Bucking the broader trend, some countries have allowed a substantial turnaround in their currencies this year, relative to 2007. These countries have broadly adequate reserves and had allowed their currencies to appreciate substantially against the U.S. dollar during 2007. By contrast, nominal depreciation so far this year has contributed to a median real effective depreciation of close to 3 percent.

Some low- and middle-income countries that experienced large net inflows witnessed a substantial appreciation of their currencies from January 2007 to June 2008.

These countries have broadly adequate reserves. Among these countries, Argentina, Mongolia, Papua New Guinea, and to a certain extent Uganda experienced an appreciation of their currencies by virtue of higher international commodity prices. Other countries were recipients of large remittances and other capital inflows, which cushioned the impact of the food and fuel price shock (Armenia and the Kyrgyz Republic).

A few major exporters have started to relax some export restrictions; Vietnam and Kazakhstan have recently allowed export bans to expire on rice and wheat, respectively, and the Ukraine has increased quotas on wheat exports.

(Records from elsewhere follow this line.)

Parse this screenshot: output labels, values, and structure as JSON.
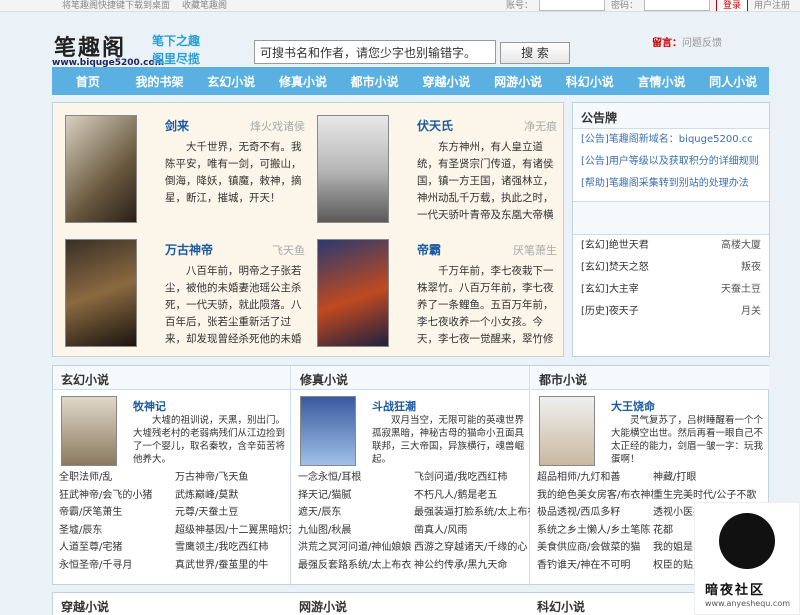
{
  "topbar": {
    "left1": "将笔趣阁快捷键下载到桌面",
    "left2": "收藏笔趣阁",
    "account_label": "账号：",
    "password_label": "密码：",
    "login_btn": "登录",
    "register": "用户注册"
  },
  "logo": {
    "name": "笔趣阁",
    "url": "www.biquge5200.com",
    "slogan1": "笔下之趣",
    "slogan2": "阁里尽揽"
  },
  "search": {
    "placeholder": "可搜书名和作者，请您少字也别输错字。",
    "button": "搜 索"
  },
  "message": {
    "label": "留言：",
    "text": "问题反馈"
  },
  "nav": [
    "首页",
    "我的书架",
    "玄幻小说",
    "修真小说",
    "都市小说",
    "穿越小说",
    "网游小说",
    "科幻小说",
    "言情小说",
    "同人小说"
  ],
  "featured": [
    {
      "title": "剑来",
      "author": "烽火戏诸侯",
      "desc": "大千世界，无奇不有。我陈平安，唯有一剑，可搬山，倒海，降妖，镇魔，敕神，摘星，断江，摧城，开天！"
    },
    {
      "title": "伏天氏",
      "author": "净无痕",
      "desc": "东方神州，有人皇立道统，有圣贤宗门传道，有诸侯国，镇一方王国，诸强林立，神州动乱千万载，执此之时，一代天骄叶青帝及东凰大帝横空出世，新人皇，叙圣贤，诸侯臣服，东方神州一统！"
    },
    {
      "title": "万古神帝",
      "author": "飞天鱼",
      "desc": "八百年前，明帝之子张若尘，被他的未婚妻池瑶公主杀死，一代天骄，就此陨落。八百年后，张若尘重新活了过来，却发现曾经杀死他的未婚妻，已经统一昆仑界，开辟出第一中央帝国，号称“池瑶女"
    },
    {
      "title": "帝霸",
      "author": "厌笔萧生",
      "desc": "千万年前，李七夜栽下一株翠竹。八百万年前，李七夜养了一条鲤鱼。五百万年前，李七夜收养一个小女孩。今天，李七夜一觉醒来，翠竹修练成神灵，鲤鱼化作金龙，小女孩成"
    }
  ],
  "notice_board": {
    "title": "公告牌",
    "notices": [
      {
        "tag": "[公告]",
        "text": "笔趣阁新域名：biquge5200.cc"
      },
      {
        "tag": "[公告]",
        "text": "用户等级以及获取积分的详细规则"
      },
      {
        "tag": "[帮助]",
        "text": "笔趣阁采集转到别站的处理办法"
      }
    ],
    "books": [
      {
        "tag": "[玄幻]",
        "title": "绝世天君",
        "author": "高楼大厦"
      },
      {
        "tag": "[玄幻]",
        "title": "焚天之怒",
        "author": "叛夜"
      },
      {
        "tag": "[玄幻]",
        "title": "大主宰",
        "author": "天蚕土豆"
      },
      {
        "tag": "[历史]",
        "title": "夜天子",
        "author": "月关"
      }
    ]
  },
  "categories": [
    {
      "name": "玄幻小说",
      "feature": {
        "title": "牧神记",
        "desc": "大墟的祖训说，天黑，别出门。大墟残老村的老弱病残们从江边捡到了一个婴儿，取名秦牧，含辛茹苦将他养大。"
      },
      "list": [
        [
          "全职法师/乱",
          "万古神帝/飞天鱼"
        ],
        [
          "狂武神帝/会飞的小猪",
          "武炼巅峰/莫默"
        ],
        [
          "帝霸/厌笔萧生",
          "元尊/天蚕土豆"
        ],
        [
          "圣墟/辰东",
          "超级神基因/十二翼黑暗炽天使"
        ],
        [
          "人道至尊/宅猪",
          "雪鹰领主/我吃西红柿"
        ],
        [
          "永恒圣帝/千寻月",
          "真武世界/蚕茧里的牛"
        ]
      ]
    },
    {
      "name": "修真小说",
      "feature": {
        "title": "斗战狂潮",
        "desc": "双月当空，无限可能的英魂世界孤寂黑暗，神秘古母的猫命小丑面具联邦，三大帝国，异族横行，魂兽崛起。"
      },
      "list": [
        [
          "一念永恒/耳根",
          "飞剑问道/我吃西红柿"
        ],
        [
          "择天记/猫腻",
          "不朽凡人/鹅是老五"
        ],
        [
          "遮天/辰东",
          "最强装逼打脸系统/太上布衣"
        ],
        [
          "九仙图/秋晨",
          "凿真人/风雨"
        ],
        [
          "洪荒之冥河问道/神仙娘娘",
          "西游之穿越诸天/千缘的心"
        ],
        [
          "最强反套路系统/太上布衣",
          "神公约传承/黑九天命"
        ]
      ]
    },
    {
      "name": "都市小说",
      "feature": {
        "title": "大王饶命",
        "desc": "灵气复苏了，吕树睡醒看一个个大能横空出世。然后再看一眼自己不太正经的能力，剑眉一皱一字：玩我蛋啊！"
      },
      "list": [
        [
          "超品相师/九灯和善",
          "神藏/打眼"
        ],
        [
          "我的绝色美女房客/布衣神相",
          "重生完美时代/公子不歌"
        ],
        [
          "极品透视/西瓜多籽",
          "透视小医神/"
        ],
        [
          "系统之乡土懒人/乡土笔陈",
          "花都"
        ],
        [
          "美食供应商/会做菜的猫",
          "我的姐是"
        ],
        [
          "香钓谁天/神在不可明",
          "权臣的贴身"
        ]
      ]
    }
  ],
  "bottom": [
    "穿越小说",
    "网游小说",
    "科幻小说"
  ],
  "watermark": {
    "title": "暗夜社区",
    "url": "www.anyeshequ.com"
  }
}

Fund financial support to help countries manage the impact of the fuel and food price shocks is ongoing, in collaboration with international partners. The Fund's balance of payments support is being delivered through a variety of channels:

'New arrangements for below Middle Income Group Countries (PRGF Countries): Two new PRGF arrangements were recently approved for Burundi and Djibouti, raising to four the number of new arrangements approved in connection with the food and fuel price shocks.

Augmentation of existing PRGF arrangements: More countries are making use of increased access under existing arrangements, which provide a readily available vehicle for covering unexpected balance of payments financing needs. In addition to the six countries reported in the June paper, four more countries were since granted augmentations: Grenada, Guinea, Malawi, and Nicaragua. The amounts granted in the form of augmentations under new and existing PRGF arrangements total over U.S. $230 million.

Exogenous Shocks Facility (ESF): The ESF is intended to provide quick access to concessional support for low-income countries facing short-term, shock-related financing needs. Modifications to this facility are currently under consideration, in order to enable more rapid financing and streamlined requirements for access.